Beazer Homes USA is scheduled to release its delayed year-end earnings report before the market opens Tuesday, Dec. 2, but of more interest than its numbers is an answer to the question of whether the company will be able to reap some tax refunds related to its losses last year.
The company's accountants, like the number crunchers at many home builders now, have been trying to figure out if Beazer will be able to recoup taxes paid in 2006 because of losses it had in 2008. The answer to the question lies in whether or not the company has had an ownership change according to the Internal Revenue Service's complicated and difficult-to-interpret-and-apply definition.
As defined under IRS Code section 382, a company's ownership has changed if 50% of the owners of 5% or more of its stock have changed over a period of time. If the ownership has changed, the company could lose some or all of its anticipated tax refunds related to claiming current losses against past years' gains.
But determining that is far from simple.
"It's actually fairly painful," said Steve Freidman, national director of home building services for Ernst & Young.
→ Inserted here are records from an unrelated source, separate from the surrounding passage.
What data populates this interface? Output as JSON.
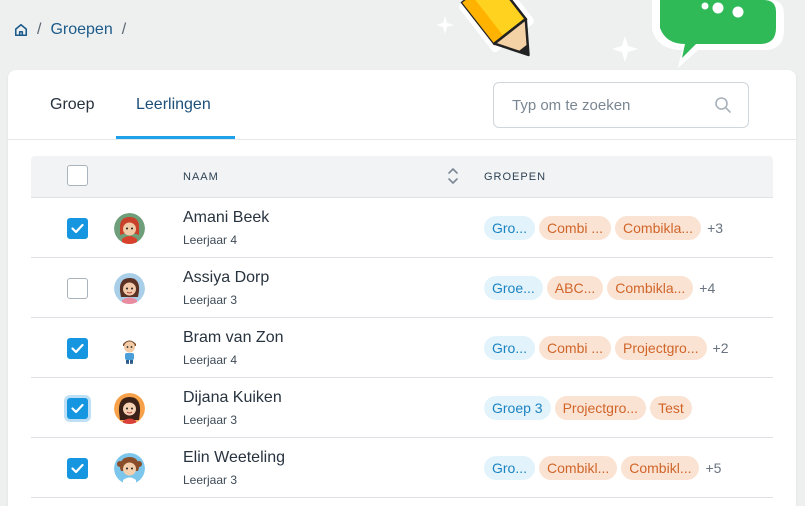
{
  "breadcrumb": {
    "home_icon": "home-icon",
    "link": "Groepen",
    "separator": "/"
  },
  "tabs": [
    {
      "label": "Groep",
      "active": false
    },
    {
      "label": "Leerlingen",
      "active": true
    }
  ],
  "search": {
    "placeholder": "Typ om te zoeken",
    "value": "",
    "icon": "search-icon"
  },
  "table": {
    "headers": {
      "name": "NAAM",
      "groups": "GROEPEN"
    },
    "rows": [
      {
        "name": "Amani Beek",
        "year": "Leerjaar 4",
        "checked": true,
        "tags": [
          {
            "label": "Gro...",
            "color": "blue"
          },
          {
            "label": "Combi ...",
            "color": "orange"
          },
          {
            "label": "Combikla...",
            "color": "orange"
          }
        ],
        "more": "+3"
      },
      {
        "name": "Assiya Dorp",
        "year": "Leerjaar 3",
        "checked": false,
        "tags": [
          {
            "label": "Groe...",
            "color": "blue"
          },
          {
            "label": "ABC...",
            "color": "orange"
          },
          {
            "label": "Combikla...",
            "color": "orange"
          }
        ],
        "more": "+4"
      },
      {
        "name": "Bram van Zon",
        "year": "Leerjaar 4",
        "checked": true,
        "tags": [
          {
            "label": "Gro...",
            "color": "blue"
          },
          {
            "label": "Combi ...",
            "color": "orange"
          },
          {
            "label": "Projectgro...",
            "color": "orange"
          }
        ],
        "more": "+2"
      },
      {
        "name": "Dijana Kuiken",
        "year": "Leerjaar 3",
        "checked": true,
        "tags": [
          {
            "label": "Groep 3",
            "color": "blue"
          },
          {
            "label": "Projectgro...",
            "color": "orange"
          },
          {
            "label": "Test",
            "color": "orange"
          }
        ],
        "more": ""
      },
      {
        "name": "Elin Weeteling",
        "year": "Leerjaar 3",
        "checked": true,
        "tags": [
          {
            "label": "Gro...",
            "color": "blue"
          },
          {
            "label": "Combikl...",
            "color": "orange"
          },
          {
            "label": "Combikl...",
            "color": "orange"
          }
        ],
        "more": "+5"
      }
    ]
  },
  "colors": {
    "accent": "#1ea1e8",
    "checkbox": "#1696e0",
    "tag_blue_bg": "#e3f3fb",
    "tag_orange_bg": "#fbe3d3"
  }
}
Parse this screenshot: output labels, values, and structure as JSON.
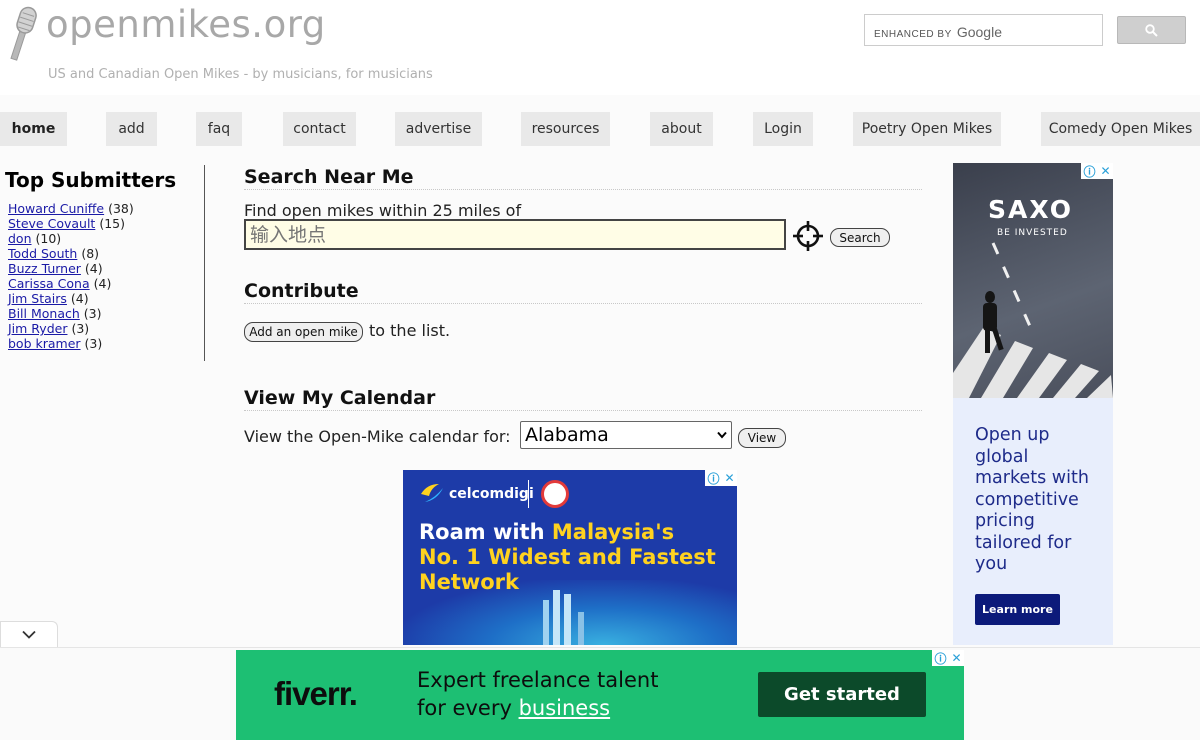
{
  "header": {
    "logo_text": "openmikes.org",
    "tagline": "US and Canadian Open Mikes - by musicians, for musicians",
    "search": {
      "enhanced_by": "ENHANCED BY",
      "google": "Google",
      "placeholder": ""
    }
  },
  "nav": {
    "items": [
      {
        "label": "home"
      },
      {
        "label": "add"
      },
      {
        "label": "faq"
      },
      {
        "label": "contact"
      },
      {
        "label": "advertise"
      },
      {
        "label": "resources"
      },
      {
        "label": "about"
      },
      {
        "label": "Login"
      },
      {
        "label": "Poetry Open Mikes"
      },
      {
        "label": "Comedy Open Mikes"
      }
    ]
  },
  "sidebar": {
    "title": "Top Submitters",
    "submitters": [
      {
        "name": "Howard Cuniffe",
        "count": "(38)"
      },
      {
        "name": "Steve Covault",
        "count": "(15)"
      },
      {
        "name": "don",
        "count": "(10)"
      },
      {
        "name": "Todd South",
        "count": "(8)"
      },
      {
        "name": "Buzz Turner",
        "count": "(4)"
      },
      {
        "name": "Carissa Cona",
        "count": "(4)"
      },
      {
        "name": "Jim Stairs",
        "count": "(4)"
      },
      {
        "name": "Bill Monach",
        "count": "(3)"
      },
      {
        "name": "Jim Ryder",
        "count": "(3)"
      },
      {
        "name": "bob kramer",
        "count": "(3)"
      }
    ]
  },
  "search_near": {
    "heading": "Search Near Me",
    "label": "Find open mikes within 25 miles of",
    "placeholder": "输入地点",
    "button": "Search"
  },
  "contribute": {
    "heading": "Contribute",
    "button": "Add an open mike",
    "suffix": "to the list."
  },
  "calendar": {
    "heading": "View My Calendar",
    "label": "View the Open-Mike calendar for:",
    "selected": "Alabama",
    "button": "View"
  },
  "ads": {
    "saxo": {
      "brand": "SAXO",
      "sub": "BE INVESTED",
      "copy": "Open up global markets with competitive pricing tailored for you",
      "cta": "Learn more"
    },
    "celcom": {
      "brand": "celcomdigi",
      "headline_a": "Roam with ",
      "headline_b": "Malaysia's No. 1 Widest and Fastest Network"
    },
    "fiverr": {
      "brand": "fiverr.",
      "line1": "Expert freelance talent",
      "line2a": "for every ",
      "line2b": "business",
      "cta": "Get started"
    }
  }
}
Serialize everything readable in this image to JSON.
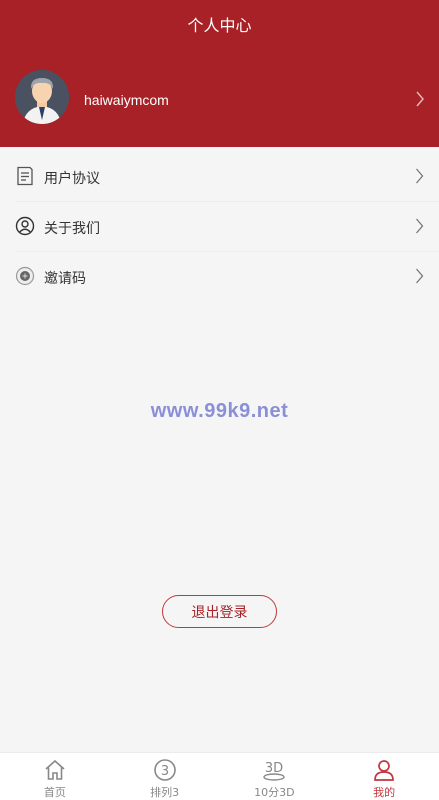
{
  "header": {
    "title": "个人中心",
    "username": "haiwaiymcom"
  },
  "menu": {
    "items": [
      {
        "label": "用户协议",
        "icon": "document-icon"
      },
      {
        "label": "关于我们",
        "icon": "user-circle-icon"
      },
      {
        "label": "邀请码",
        "icon": "invite-code-icon"
      }
    ]
  },
  "watermark": "www.99k9.net",
  "logout_label": "退出登录",
  "tabbar": {
    "items": [
      {
        "label": "首页",
        "icon": "home-icon",
        "active": false
      },
      {
        "label": "排列3",
        "icon": "circled-three-icon",
        "active": false
      },
      {
        "label": "10分3D",
        "icon": "3d-icon",
        "active": false
      },
      {
        "label": "我的",
        "icon": "user-icon",
        "active": true
      }
    ]
  },
  "colors": {
    "brand": "#a82126",
    "active_tab": "#c0383d",
    "watermark": "#8a8fd6"
  }
}
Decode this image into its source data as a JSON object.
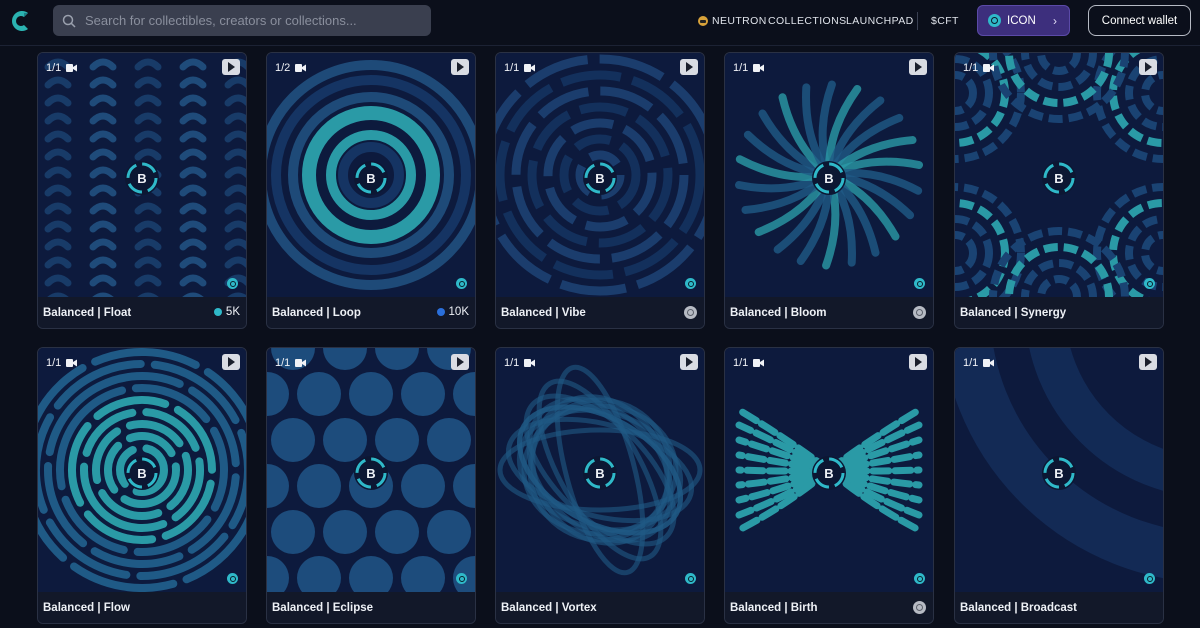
{
  "header": {
    "search_placeholder": "Search for collectibles, creators or collections...",
    "nav": {
      "neutron": "NEUTRON",
      "collections": "COLLECTIONS",
      "launchpad": "LAUNCHPAD",
      "cft": "$CFT"
    },
    "chain_button": "ICON",
    "connect_wallet": "Connect wallet"
  },
  "badge_letter": "B",
  "cards": [
    {
      "title": "Balanced | Float",
      "edition": "1/1",
      "price": "5K",
      "price_coin": "cyan",
      "chain": "icon"
    },
    {
      "title": "Balanced | Loop",
      "edition": "1/2",
      "price": "10K",
      "price_coin": "blue",
      "chain": "icon"
    },
    {
      "title": "Balanced | Vibe",
      "edition": "1/1",
      "price": "",
      "chain": "gray"
    },
    {
      "title": "Balanced | Bloom",
      "edition": "1/1",
      "price": "",
      "chain": "gray"
    },
    {
      "title": "Balanced | Synergy",
      "edition": "1/1",
      "price": "",
      "chain": "none"
    },
    {
      "title": "Balanced | Flow",
      "edition": "1/1",
      "price": "",
      "chain": "none"
    },
    {
      "title": "Balanced | Eclipse",
      "edition": "1/1",
      "price": "",
      "chain": "none"
    },
    {
      "title": "Balanced | Vortex",
      "edition": "1/1",
      "price": "",
      "chain": "none"
    },
    {
      "title": "Balanced | Birth",
      "edition": "1/1",
      "price": "",
      "chain": "gray"
    },
    {
      "title": "Balanced | Broadcast",
      "edition": "1/1",
      "price": "",
      "chain": "none"
    }
  ],
  "colors": {
    "background": "#0b0f1b",
    "art_dark": "#0d1a3d",
    "art_teal": "#2a9aa6",
    "chain_button_bg": "#3d2f7d",
    "icon_coin": "#2fb9c9"
  }
}
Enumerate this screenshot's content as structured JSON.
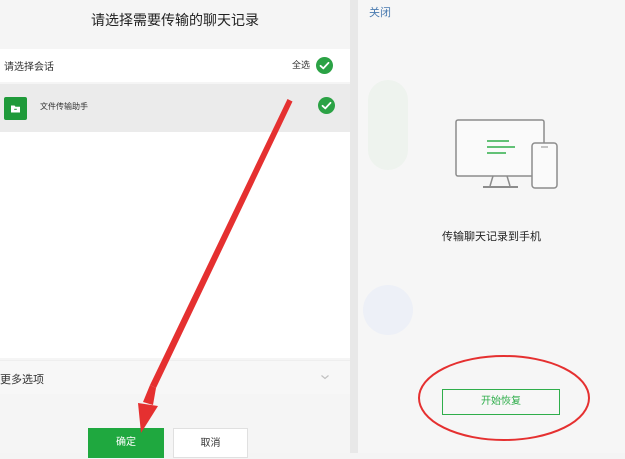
{
  "left": {
    "title": "请选择需要传输的聊天记录",
    "select_label": "请选择会话",
    "select_all": "全选",
    "chats": [
      {
        "name": "文件传输助手",
        "icon": "folder-icon",
        "selected": true
      }
    ],
    "more_options": "更多选项",
    "confirm": "确定",
    "cancel": "取消"
  },
  "right": {
    "close": "关闭",
    "transfer_text": "传输聊天记录到手机",
    "restore": "开始恢复"
  },
  "colors": {
    "wechat_green": "#2ba245",
    "annotation_red": "#e53030",
    "link_blue": "#4a7bb0"
  }
}
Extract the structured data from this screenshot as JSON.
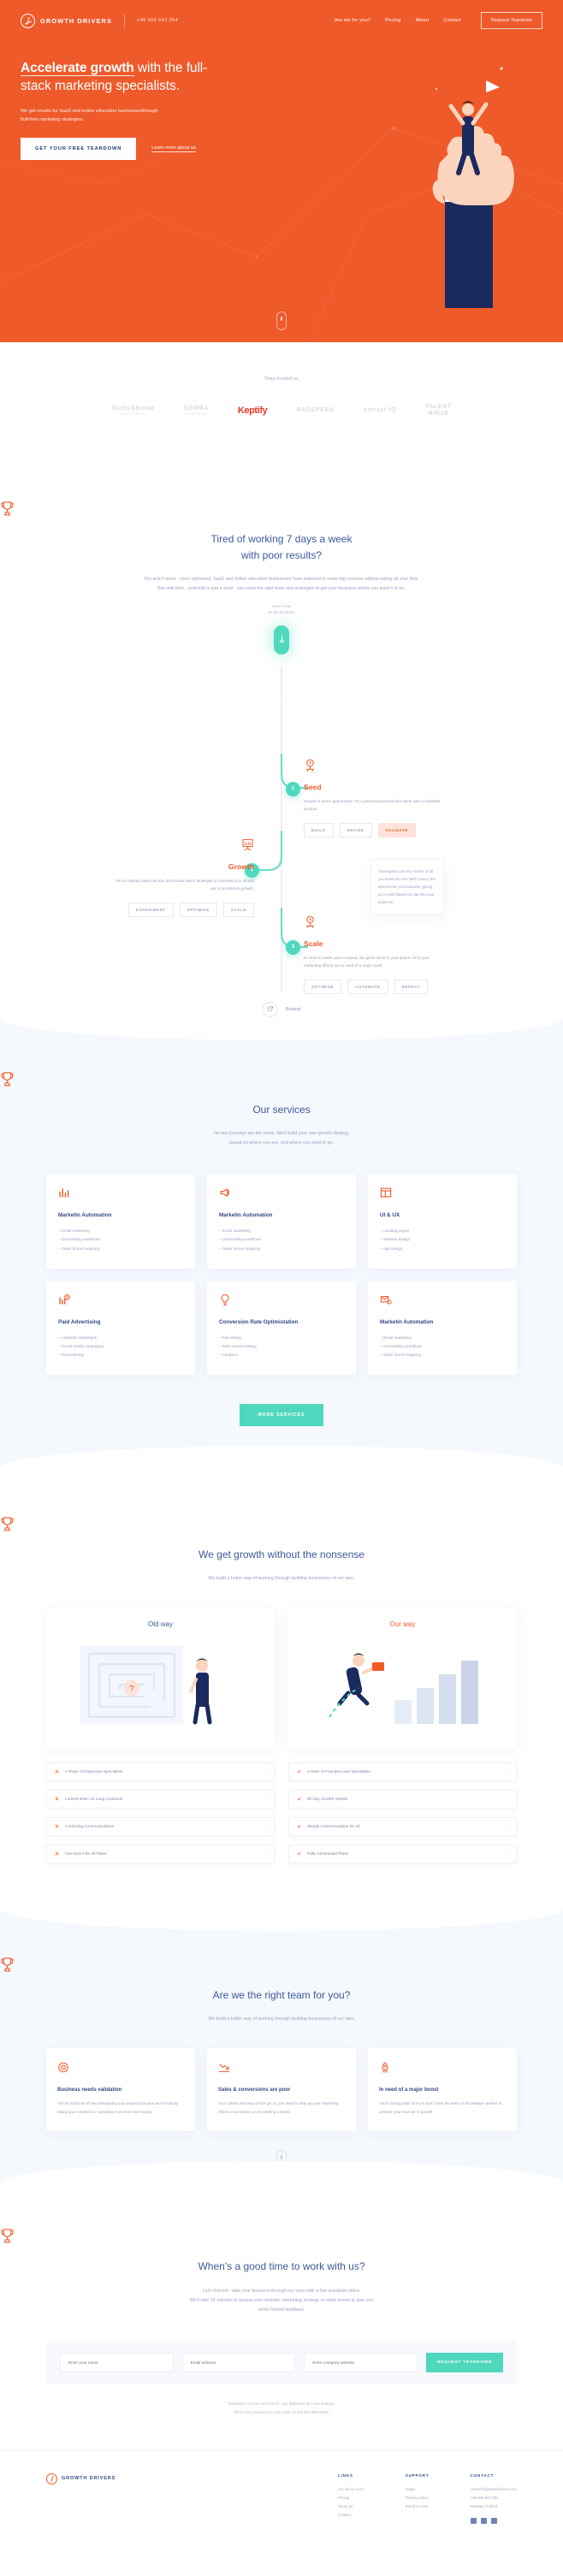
{
  "nav": {
    "brand": "GROWTH DRIVERS",
    "phone": "+48 606 543 054",
    "links": [
      "Are we for you?",
      "Pricing",
      "About",
      "Contact"
    ],
    "cta": "Request Teardown"
  },
  "hero": {
    "title_strong": "Accelerate growth",
    "title_rest": " with the full-stack marketing specialists.",
    "sub": "We get results for SaaS and online education businessesthrough fluff-free marketing strategies.",
    "primary_btn": "GET YOUR FREE TEARDOWN",
    "secondary_link": "Learn more about us"
  },
  "trusted": {
    "label": "They trusted us",
    "logos": [
      {
        "name": "StudyAbroad",
        "sub": "Apartments",
        "accent": false
      },
      {
        "name": "GEMBA",
        "sub": "ACADEMY",
        "accent": false
      },
      {
        "name": "Keptify",
        "sub": "",
        "accent": true
      },
      {
        "name": "RAGSPERA",
        "sub": "",
        "accent": false
      },
      {
        "name": "extract IQ",
        "sub": "",
        "accent": false
      },
      {
        "name": "TALENT",
        "sub": "NINJA",
        "accent": false
      }
    ]
  },
  "tired": {
    "title_l1": "Tired of working 7 days a week",
    "title_l2": "with poor results?",
    "body": "You aren't alone - once optimized, SaaS and online education businesses have potential to make big revenue without eating all your time. But until then - potential is just a word - you need the right team and strategies to get your business where you want it to be."
  },
  "timeline": {
    "start_label_l1": "Here's how",
    "start_label_l2": "we get you there",
    "steps": [
      {
        "num": "1",
        "name": "Seed",
        "desc": "Growth is never guaranteed. It's a personal process that starts with a validated product.",
        "chips": [
          "BUILD",
          "REFINE",
          "VALIDATE"
        ],
        "active_chip": "VALIDATE",
        "tooltip": "Assumptions are the mother of all... you know the rest. We'll assess the demand for your business, giving us a solid blueprint to tap into your audience",
        "icon": "seed-icon"
      },
      {
        "num": "2",
        "name": "Growth",
        "desc": "You're making sales but you don't know which strategies & channels you should use to accelerate growth.",
        "chips": [
          "EXPERIMENT",
          "OPTIMISE",
          "SCALE"
        ],
        "active_chip": "",
        "tooltip": "",
        "icon": "growth-chart-icon"
      },
      {
        "num": "3",
        "name": "Scale",
        "desc": "It's time to make your company the go-to name in your space. All of your marketing efforts are in need of a major push.",
        "chips": [
          "OPTIMISE",
          "AUTOMATE",
          "REPEAT"
        ],
        "active_chip": "",
        "tooltip": "",
        "icon": "scale-icon"
      }
    ],
    "repeat_label": "Repeat"
  },
  "services": {
    "title": "Our services",
    "sub_l1": "No two journeys are the same. We'll build your own growth strategy",
    "sub_l2": "based on where you are, and where you want to go.",
    "cards": [
      {
        "title": "Marketin Automation",
        "icon": "bar-chart-icon",
        "items": [
          "Email marketing",
          "Onboarding workflows",
          "Sales funnel mapping"
        ]
      },
      {
        "title": "Marketin Automation",
        "icon": "megaphone-icon",
        "items": [
          "Email marketing",
          "Onboarding workflows",
          "Sales funnel mapping"
        ]
      },
      {
        "title": "UI & UX",
        "icon": "layout-icon",
        "items": [
          "Landing pages",
          "Website design",
          "App design"
        ]
      },
      {
        "title": "Paid Advertising",
        "icon": "money-chart-icon",
        "items": [
          "Adwords campaigns",
          "Social media campaigns",
          "Remarketing"
        ]
      },
      {
        "title": "Conversion Rate Optimistation",
        "icon": "lightbulb-icon",
        "items": [
          "A/B testing",
          "Multi-variant testing",
          "Analytics"
        ]
      },
      {
        "title": "Marketin Automation",
        "icon": "gear-mail-icon",
        "items": [
          "Email marketing",
          "Onboarding workflows",
          "Sales funnel mapping"
        ]
      }
    ],
    "more_btn": "MORE SERVICES"
  },
  "nonsense": {
    "title": "We get growth without the nonsense",
    "sub": "We build a better way of working through building businesses of our own.",
    "old_way": "Old way",
    "our_way": "Our way",
    "old_items": [
      "A Team of Expensive Specialists",
      "Locked-down 12 Long Contracts",
      "Confusing Communications",
      "One-Size-Fits-All Plans"
    ],
    "our_items": [
      "A team of Founders and Specialists",
      "90 Day Growth Sprints",
      "Simple Communication for All",
      "Fully customised Plans"
    ]
  },
  "team": {
    "title": "Are we the right team for you?",
    "sub": "We build a better way of working through building businesses of our own.",
    "cards": [
      {
        "title": "Business needs validation",
        "icon": "target-icon",
        "desc": "You've build lots of new developing your product but your aren't exactly taking your numbers or spending more time and money."
      },
      {
        "title": "Sales & conversions are poor",
        "icon": "chart-down-icon",
        "desc": "Your clients are busy on the go, so you need to step up your marketing efforts to purchase you're seeking a break."
      },
      {
        "title": "In need of a major boost",
        "icon": "rocket-icon",
        "desc": "You're taking sales but you don't have the team or knowledge needed to achieve your next tier in growth."
      }
    ]
  },
  "contact": {
    "title": "When's a good time to work with us?",
    "sub_l1": "Let's find out - take your business through our eyes with a free teardown video.",
    "sub_l2": "We'll take 15 minutes to assess your website, marketing strategy or sales funnel to give you",
    "sub_l3": "some honest feedback.",
    "fields": [
      "Enter your name",
      "Email address",
      "Enter company website"
    ],
    "submit": "REQUEST TEARDOWN",
    "note_l1": "Teardowns is a free and honest - just deliberate its a raw analysis.",
    "note_l2": "We'll never pressure you into a sale of any kind afterwards."
  },
  "footer": {
    "brand": "GROWTH DRIVERS",
    "columns": [
      {
        "heading": "LINKS",
        "items": [
          "Are we for you?",
          "Pricing",
          "About us",
          "Contact"
        ]
      },
      {
        "heading": "SUPPORT",
        "items": [
          "Legal",
          "Privacy policy",
          "Email us now"
        ]
      },
      {
        "heading": "CONTACT",
        "items": [
          "contact@growthdrivers.com",
          "+48 606 543 054",
          "Warsaw, Poland"
        ]
      }
    ]
  },
  "colors": {
    "brand_orange": "#ef5a2a",
    "accent_teal": "#4fd8bd",
    "heading_blue": "#3d5a99",
    "muted": "#9aa4bd",
    "panel_bg": "#f5f8fd"
  }
}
In its extreme, it could require the company to go back as far as its inception as a C corporation, tallying the movements of 5% owners of stock every day. "Usually it's three years' worth of ownership change," Friedman said. But sometimes you have to go back further. "It's not always easy to figure out who your shareholders are," he said, because much is held in the names of brokerage accounts.
"Conceptually, all companies are supposed to track this on an annual basis, but nobody does," Friedman added. "As a practical matter, everybody doesn't. ... It's expensive. And this doesn't become an issue unless you have losses and you want to use those losses [for tax refunds.]" If the company claims net operating losses, it's the company's burden to prove that it has not had an ownership change.
Friedman said companies can use their own investor relations and accounting people to conduct the investigation or hire an outside firm for the work. But conducting the investigation is the burden of the taxpayer.
In addition to determining whether there's been an ownership change under the IRS definition, it's also necessary to figure out when it occured and what the company was valued at that time because that, too, has a bearing on refunds.
Friedman said he has no knowledge of a builder who has been audited in the matter.
"It's still a little bit early for that," he said. The builders first started experiencing losses in 2006. The losses for that year were filed in 2007. "It takes the IRS at least a year, sometimes two years, before they examine the company."
Friedman says it's important to get it right from the beginning. Having to hand money back to the government after the fact "would not be good."
Beazer Homes USA is only the latest builder with worries that stock transactions among its largest shareholders may have endangered its chances of snagging tax refunds for net operating losses. Those with great stock volatility among their largest shareholders would appear to be most vulnerable.
Standard Pacific expects to lose an anticipated tax refund due to a change of ownership. Its provision was triggered when MatlinPatterson provided the company with a much-needed cash infusion. That case, which is being reviewed by the IRS, was much more clear-cut since it only involved one transaction.
The worry of other home builders is that they could have a change of ownership under tax law and not even be aware of it or have any control over it. That's why Hovnanian Enterprises, in an attempt to protect its net operating loss benefits, put in place a shareholder rights plan in August that would dilute its stock if an individual or entity buys more than 4.9% of its stock.
At the time, Hovnanian's CFO Larry Sorsby called the change in ownership provision "Draconian" and said Hovnanian began to research the issue while it was considering issuing equity.
And it's an issue likely to come up for any builder considering issuing equity to recapitalize its balance sheet.
Beazer's preliminary earnings release for its Sept. 30 year-end had closings down 38.2% from the same quarter last year. New-home orders were up 10.3% year-over-year to 1,083, but Beazer's buyers continued to cancel at a higher rate than that experienced by other builders, spiking over to 45.7%. However, that's a big improvement from last year's 68.1% cancellation rate when false rumors of bankruptcy were circulating. Beazer's cash balance was improved to $584.3 million compared to $314.2 million at the end of its third quarter and $453.2 million at the end of September 2007.